Posted by Bill Sandweg.
Although everyone wishes it were otherwise, infections and hospitals are inextricably linked. Hospitals treat the sickest people and many of them have infections. Some of those infections have developed resistance to antibiotics. Despite programs to promote good hygiene and prevent the spread of infection, infections move from patient to patient.
We receive calls on a regular basis about patients who developed an infection in the hospital. Often these infections have led to disastrous outcomes, including limb amputations, organ failure and death. These are particularly sad cases because, except in unusual circumstances, it is almost impossible to prove that an infection was the result of medical negligence. Any expert witness testifying on behalf of a plaintiff in an infection case will be forced to admit that infections can happen in the best hospitals with the best nurses and the best doctors doing the best that they can. No one ever sees a nurse or doctor entering the patient’s room carrying infection-causing bacteria. Short of an infection outbreak in a hospital, which suggests a problem with infection control, it is almost always a mystery as to how the patient became infected.
If we cannot prove that the infection was the result of medical malpractice, we cannot recover for the patient against the hospital or doctor who transmitted the infection to the patient. This means that when confronted with an infection case, we must go to the next question: Was the infection identified promptly and treated appropriately? Many times the answer is that it was not identified and treated promptly and appropriately.
When there was a delay or a delay coupled with inappropriate treatment, we can bring a claim for the infected patient or the patient’s family and have a chance of success. One limitation, however, is that we can never recover for the original infection. We can only recover for the additional damage caused by the delay or the inappropriate treatment. Sometimes, this means that the recovery for the patient will be quite limited. On other occasions, when the infection could and should have been nipped in the bud, we may be able to make a recovery for almost all the harm suffered by the patient.

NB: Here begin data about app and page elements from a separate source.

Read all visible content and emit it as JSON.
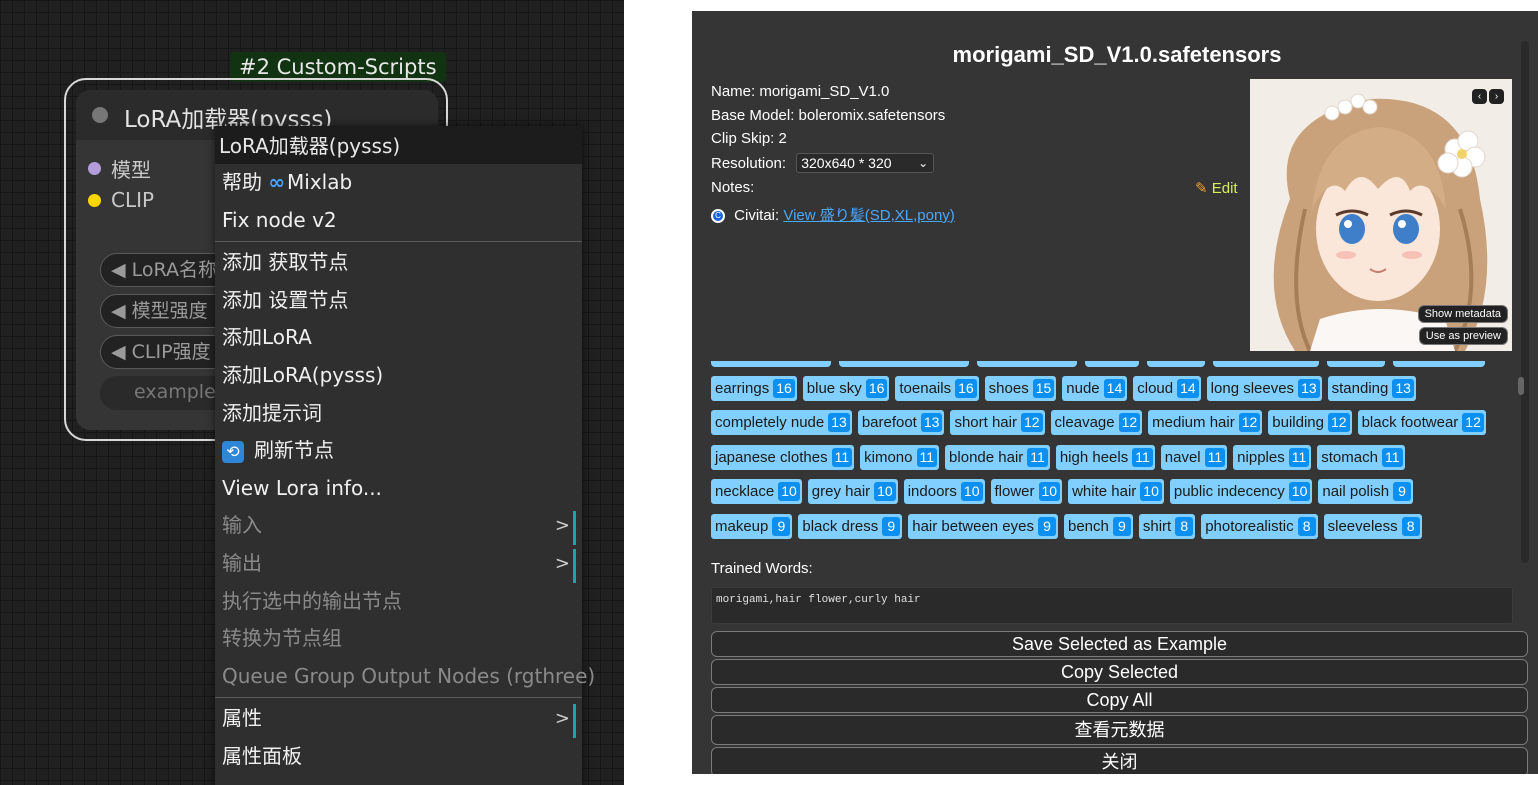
{
  "canvas": {
    "node_badge": "#2 Custom-Scripts",
    "node": {
      "title": "LoRA加载器(pysss)",
      "inputs": [
        {
          "label": "模型",
          "color": "#b39ddb"
        },
        {
          "label": "CLIP",
          "color": "#ffd500"
        }
      ],
      "widgets": [
        "◀ LoRA名称",
        "◀ 模型强度",
        "◀ CLIP强度"
      ],
      "example_placeholder": "example"
    },
    "context_menu": {
      "title": "LoRA加载器(pysss)",
      "group1": [
        {
          "label": "帮助",
          "extra": "Mixlab",
          "icon": "mixlab-icon"
        },
        {
          "label": "Fix node v2"
        }
      ],
      "group2": [
        {
          "label": "添加 获取节点"
        },
        {
          "label": "添加 设置节点"
        },
        {
          "label": "添加LoRA"
        },
        {
          "label": "添加LoRA(pysss)"
        },
        {
          "label": "添加提示词"
        },
        {
          "label": "刷新节点",
          "icon": "refresh-icon"
        },
        {
          "label": "View Lora info..."
        },
        {
          "label": "输入",
          "disabled": true,
          "submenu": true
        },
        {
          "label": "输出",
          "disabled": true,
          "submenu": true
        },
        {
          "label": "执行选中的输出节点",
          "disabled": true
        },
        {
          "label": "转换为节点组",
          "disabled": true
        },
        {
          "label": "Queue Group Output Nodes (rgthree)",
          "disabled": true
        }
      ],
      "group3": [
        {
          "label": "属性",
          "submenu": true
        },
        {
          "label": "属性面板"
        }
      ]
    }
  },
  "dialog": {
    "title": "morigami_SD_V1.0.safetensors",
    "name_line": "Name: morigami_SD_V1.0",
    "base_model_line": "Base Model: boleromix.safetensors",
    "clip_skip_line": "Clip Skip: 2",
    "resolution_label": "Resolution:",
    "resolution_value": "320x640 * 320",
    "notes_label": "Notes:",
    "edit_label": "Edit",
    "civitai_label": "Civitai:",
    "civitai_link": "View 盛り髪(SD,XL,pony)",
    "preview": {
      "prev_icon": "‹",
      "next_icon": "›",
      "show_metadata": "Show metadata",
      "use_as_preview": "Use as preview"
    },
    "tag_rows": [
      [
        {
          "tag": "earrings",
          "count": "16"
        },
        {
          "tag": "blue sky",
          "count": "16"
        },
        {
          "tag": "toenails",
          "count": "16"
        },
        {
          "tag": "shoes",
          "count": "15"
        },
        {
          "tag": "nude",
          "count": "14"
        },
        {
          "tag": "cloud",
          "count": "14"
        },
        {
          "tag": "long sleeves",
          "count": "13"
        },
        {
          "tag": "standing",
          "count": "13"
        }
      ],
      [
        {
          "tag": "completely nude",
          "count": "13"
        },
        {
          "tag": "barefoot",
          "count": "13"
        },
        {
          "tag": "short hair",
          "count": "12"
        },
        {
          "tag": "cleavage",
          "count": "12"
        },
        {
          "tag": "medium hair",
          "count": "12"
        },
        {
          "tag": "building",
          "count": "12"
        },
        {
          "tag": "black footwear",
          "count": "12"
        }
      ],
      [
        {
          "tag": "japanese clothes",
          "count": "11"
        },
        {
          "tag": "kimono",
          "count": "11"
        },
        {
          "tag": "blonde hair",
          "count": "11"
        },
        {
          "tag": "high heels",
          "count": "11"
        },
        {
          "tag": "navel",
          "count": "11"
        },
        {
          "tag": "nipples",
          "count": "11"
        },
        {
          "tag": "stomach",
          "count": "11"
        }
      ],
      [
        {
          "tag": "necklace",
          "count": "10"
        },
        {
          "tag": "grey hair",
          "count": "10"
        },
        {
          "tag": "indoors",
          "count": "10"
        },
        {
          "tag": "flower",
          "count": "10"
        },
        {
          "tag": "white hair",
          "count": "10"
        },
        {
          "tag": "public indecency",
          "count": "10"
        },
        {
          "tag": "nail polish",
          "count": "9"
        }
      ],
      [
        {
          "tag": "makeup",
          "count": "9"
        },
        {
          "tag": "black dress",
          "count": "9"
        },
        {
          "tag": "hair between eyes",
          "count": "9"
        },
        {
          "tag": "bench",
          "count": "9"
        },
        {
          "tag": "shirt",
          "count": "8"
        },
        {
          "tag": "photorealistic",
          "count": "8"
        },
        {
          "tag": "sleeveless",
          "count": "8"
        }
      ]
    ],
    "trained_words_label": "Trained Words:",
    "trained_words_value": "morigami,hair flower,curly hair",
    "buttons": [
      "Save Selected as Example",
      "Copy Selected",
      "Copy All",
      "查看元数据",
      "关闭"
    ]
  }
}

Infection cases are also tough cases because the defense always has a number of arguments available to it. They will argue that the infection was hard to spot and that they discovered it as soon as was reasonably possible. They will say that we are being unrealistic in claiming that the infection could have been discovered earlier. Next they will argue that the infection was very advanced, even by the time we say it should have been detected, and would have been very hard to treat successfully. Lastly, they will argue that the infection was a bad one which would not have responded well even to earlier treatment so whatever damage resulted was likely to occur no matter what.
There is still more the medical profession can do to prevent the spread of infections. It has been pointed out that a male doctor’s tie is one of the most germ-infested things in the hospital. It goes with the doctor from room to room and from patient to patient and is rarely, if ever, disinfected. Despite hospital protocols for hand washing, people are only human and sometimes do not wash as frequently as they should. Patient advocates suggest patients should not let a nurse or doctor touch them unless they assure themselves that the nurse or doctor just washed their hands. While there is little we can do when we are patients in the hospital to prevent becoming infected, this is at least something we can do. If it offends the doctor or nurse, too bad.